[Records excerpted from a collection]

──────────

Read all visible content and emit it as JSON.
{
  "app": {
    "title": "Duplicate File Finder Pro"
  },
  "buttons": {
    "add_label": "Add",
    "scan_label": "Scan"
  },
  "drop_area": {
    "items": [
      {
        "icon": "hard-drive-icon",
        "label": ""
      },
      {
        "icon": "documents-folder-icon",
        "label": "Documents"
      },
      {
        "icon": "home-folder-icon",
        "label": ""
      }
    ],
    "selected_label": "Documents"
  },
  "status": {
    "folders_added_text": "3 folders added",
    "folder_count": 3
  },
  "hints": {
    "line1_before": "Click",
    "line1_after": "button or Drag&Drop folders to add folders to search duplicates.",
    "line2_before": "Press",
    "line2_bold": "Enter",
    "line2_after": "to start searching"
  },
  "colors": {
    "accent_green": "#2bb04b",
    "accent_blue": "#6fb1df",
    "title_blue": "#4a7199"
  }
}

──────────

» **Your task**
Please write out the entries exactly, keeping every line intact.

» **Task answer**
Read all visible content and emit it as JSON.
{
  "app": {
    "title": "Duplicate File Finder Pro"
  },
  "buttons": {
    "add_label": "Add",
    "scan_label": "Scan"
  },
  "drop_area": {
    "items": [
      {
        "icon": "hard-drive-icon",
        "label": ""
      },
      {
        "icon": "documents-folder-icon",
        "label": "Documents"
      },
      {
        "icon": "home-folder-icon",
        "label": ""
      }
    ],
    "selected_label": "Documents"
  },
  "status": {
    "folders_added_text": "3 folders added",
    "folder_count": 3
  },
  "hints": {
    "line1_before": "Click",
    "line1_after": "button or Drag&Drop folders to add folders to search duplicates.",
    "line2_before": "Press",
    "line2_bold": "Enter",
    "line2_after": "to start searching"
  },
  "colors": {
    "accent_green": "#2bb04b",
    "accent_blue": "#6fb1df",
    "title_blue": "#4a7199"
  }
}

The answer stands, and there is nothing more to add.